BEGIN Material provided

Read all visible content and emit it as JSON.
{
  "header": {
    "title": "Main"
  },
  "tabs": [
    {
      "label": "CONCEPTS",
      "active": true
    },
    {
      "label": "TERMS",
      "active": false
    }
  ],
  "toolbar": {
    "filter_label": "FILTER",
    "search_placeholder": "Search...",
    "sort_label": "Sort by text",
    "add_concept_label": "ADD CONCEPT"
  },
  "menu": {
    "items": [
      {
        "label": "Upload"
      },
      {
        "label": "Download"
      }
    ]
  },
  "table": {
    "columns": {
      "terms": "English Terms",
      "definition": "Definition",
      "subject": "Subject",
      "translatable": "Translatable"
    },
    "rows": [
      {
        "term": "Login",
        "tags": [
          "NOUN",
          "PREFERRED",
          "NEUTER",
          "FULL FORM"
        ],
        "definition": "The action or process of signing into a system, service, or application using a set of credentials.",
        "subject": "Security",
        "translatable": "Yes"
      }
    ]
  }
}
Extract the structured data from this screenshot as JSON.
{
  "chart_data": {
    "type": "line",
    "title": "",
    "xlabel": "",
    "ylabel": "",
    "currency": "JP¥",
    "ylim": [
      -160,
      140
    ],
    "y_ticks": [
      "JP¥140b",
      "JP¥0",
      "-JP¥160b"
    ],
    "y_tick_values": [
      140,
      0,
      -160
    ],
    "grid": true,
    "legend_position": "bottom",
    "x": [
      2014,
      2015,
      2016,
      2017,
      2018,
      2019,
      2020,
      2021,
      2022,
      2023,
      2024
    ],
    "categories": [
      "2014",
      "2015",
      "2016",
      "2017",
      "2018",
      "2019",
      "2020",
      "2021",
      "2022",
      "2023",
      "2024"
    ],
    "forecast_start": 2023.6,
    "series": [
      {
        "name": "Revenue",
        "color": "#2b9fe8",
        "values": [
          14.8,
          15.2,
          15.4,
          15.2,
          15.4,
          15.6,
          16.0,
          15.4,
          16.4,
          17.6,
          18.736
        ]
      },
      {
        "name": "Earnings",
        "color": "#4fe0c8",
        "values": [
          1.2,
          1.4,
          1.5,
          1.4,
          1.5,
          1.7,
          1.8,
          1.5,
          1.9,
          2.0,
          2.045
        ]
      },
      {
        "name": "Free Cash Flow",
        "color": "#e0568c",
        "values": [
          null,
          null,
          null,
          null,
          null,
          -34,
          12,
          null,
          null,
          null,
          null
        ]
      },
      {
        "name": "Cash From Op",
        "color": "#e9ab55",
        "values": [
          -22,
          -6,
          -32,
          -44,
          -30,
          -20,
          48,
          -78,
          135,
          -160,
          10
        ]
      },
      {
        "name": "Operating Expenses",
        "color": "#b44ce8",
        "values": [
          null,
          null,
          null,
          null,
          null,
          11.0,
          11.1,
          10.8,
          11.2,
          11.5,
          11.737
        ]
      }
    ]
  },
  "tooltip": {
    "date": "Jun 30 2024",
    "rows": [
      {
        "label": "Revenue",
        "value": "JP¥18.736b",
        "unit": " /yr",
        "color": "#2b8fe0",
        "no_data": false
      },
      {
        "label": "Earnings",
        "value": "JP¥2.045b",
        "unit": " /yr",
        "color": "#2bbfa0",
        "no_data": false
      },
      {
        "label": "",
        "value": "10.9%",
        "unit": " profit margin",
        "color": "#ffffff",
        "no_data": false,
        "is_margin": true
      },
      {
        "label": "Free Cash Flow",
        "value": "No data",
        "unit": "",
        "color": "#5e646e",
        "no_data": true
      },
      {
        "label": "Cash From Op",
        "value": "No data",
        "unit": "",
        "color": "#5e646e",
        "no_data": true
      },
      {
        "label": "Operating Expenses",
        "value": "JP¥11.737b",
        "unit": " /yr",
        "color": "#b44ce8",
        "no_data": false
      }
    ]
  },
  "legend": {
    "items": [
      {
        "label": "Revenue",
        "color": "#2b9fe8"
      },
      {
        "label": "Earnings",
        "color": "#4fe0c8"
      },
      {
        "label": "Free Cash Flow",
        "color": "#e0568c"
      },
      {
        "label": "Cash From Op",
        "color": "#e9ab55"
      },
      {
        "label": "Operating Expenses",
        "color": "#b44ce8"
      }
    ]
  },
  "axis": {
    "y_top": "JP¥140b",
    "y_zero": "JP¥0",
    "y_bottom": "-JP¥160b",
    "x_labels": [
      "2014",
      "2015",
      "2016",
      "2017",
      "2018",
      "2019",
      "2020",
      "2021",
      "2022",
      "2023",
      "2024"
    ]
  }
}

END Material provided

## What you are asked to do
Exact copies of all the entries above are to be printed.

## Reply
Read all visible content and emit it as JSON.
{
  "header": {
    "title": "Main"
  },
  "tabs": [
    {
      "label": "CONCEPTS",
      "active": true
    },
    {
      "label": "TERMS",
      "active": false
    }
  ],
  "toolbar": {
    "filter_label": "FILTER",
    "search_placeholder": "Search...",
    "sort_label": "Sort by text",
    "add_concept_label": "ADD CONCEPT"
  },
  "menu": {
    "items": [
      {
        "label": "Upload"
      },
      {
        "label": "Download"
      }
    ]
  },
  "table": {
    "columns": {
      "terms": "English Terms",
      "definition": "Definition",
      "subject": "Subject",
      "translatable": "Translatable"
    },
    "rows": [
      {
        "term": "Login",
        "tags": [
          "NOUN",
          "PREFERRED",
          "NEUTER",
          "FULL FORM"
        ],
        "definition": "The action or process of signing into a system, service, or application using a set of credentials.",
        "subject": "Security",
        "translatable": "Yes"
      }
    ]
  }
}
Extract the structured data from this screenshot as JSON.
{
  "chart_data": {
    "type": "line",
    "title": "",
    "xlabel": "",
    "ylabel": "",
    "currency": "JP¥",
    "ylim": [
      -160,
      140
    ],
    "y_ticks": [
      "JP¥140b",
      "JP¥0",
      "-JP¥160b"
    ],
    "y_tick_values": [
      140,
      0,
      -160
    ],
    "grid": true,
    "legend_position": "bottom",
    "x": [
      2014,
      2015,
      2016,
      2017,
      2018,
      2019,
      2020,
      2021,
      2022,
      2023,
      2024
    ],
    "categories": [
      "2014",
      "2015",
      "2016",
      "2017",
      "2018",
      "2019",
      "2020",
      "2021",
      "2022",
      "2023",
      "2024"
    ],
    "forecast_start": 2023.6,
    "series": [
      {
        "name": "Revenue",
        "color": "#2b9fe8",
        "values": [
          14.8,
          15.2,
          15.4,
          15.2,
          15.4,
          15.6,
          16.0,
          15.4,
          16.4,
          17.6,
          18.736
        ]
      },
      {
        "name": "Earnings",
        "color": "#4fe0c8",
        "values": [
          1.2,
          1.4,
          1.5,
          1.4,
          1.5,
          1.7,
          1.8,
          1.5,
          1.9,
          2.0,
          2.045
        ]
      },
      {
        "name": "Free Cash Flow",
        "color": "#e0568c",
        "values": [
          null,
          null,
          null,
          null,
          null,
          -34,
          12,
          null,
          null,
          null,
          null
        ]
      },
      {
        "name": "Cash From Op",
        "color": "#e9ab55",
        "values": [
          -22,
          -6,
          -32,
          -44,
          -30,
          -20,
          48,
          -78,
          135,
          -160,
          10
        ]
      },
      {
        "name": "Operating Expenses",
        "color": "#b44ce8",
        "values": [
          null,
          null,
          null,
          null,
          null,
          11.0,
          11.1,
          10.8,
          11.2,
          11.5,
          11.737
        ]
      }
    ]
  },
  "tooltip": {
    "date": "Jun 30 2024",
    "rows": [
      {
        "label": "Revenue",
        "value": "JP¥18.736b",
        "unit": " /yr",
        "color": "#2b8fe0",
        "no_data": false
      },
      {
        "label": "Earnings",
        "value": "JP¥2.045b",
        "unit": " /yr",
        "color": "#2bbfa0",
        "no_data": false
      },
      {
        "label": "",
        "value": "10.9%",
        "unit": " profit margin",
        "color": "#ffffff",
        "no_data": false,
        "is_margin": true
      },
      {
        "label": "Free Cash Flow",
        "value": "No data",
        "unit": "",
        "color": "#5e646e",
        "no_data": true
      },
      {
        "label": "Cash From Op",
        "value": "No data",
        "unit": "",
        "color": "#5e646e",
        "no_data": true
      },
      {
        "label": "Operating Expenses",
        "value": "JP¥11.737b",
        "unit": " /yr",
        "color": "#b44ce8",
        "no_data": false
      }
    ]
  },
  "legend": {
    "items": [
      {
        "label": "Revenue",
        "color": "#2b9fe8"
      },
      {
        "label": "Earnings",
        "color": "#4fe0c8"
      },
      {
        "label": "Free Cash Flow",
        "color": "#e0568c"
      },
      {
        "label": "Cash From Op",
        "color": "#e9ab55"
      },
      {
        "label": "Operating Expenses",
        "color": "#b44ce8"
      }
    ]
  },
  "axis": {
    "y_top": "JP¥140b",
    "y_zero": "JP¥0",
    "y_bottom": "-JP¥160b",
    "x_labels": [
      "2014",
      "2015",
      "2016",
      "2017",
      "2018",
      "2019",
      "2020",
      "2021",
      "2022",
      "2023",
      "2024"
    ]
  }
}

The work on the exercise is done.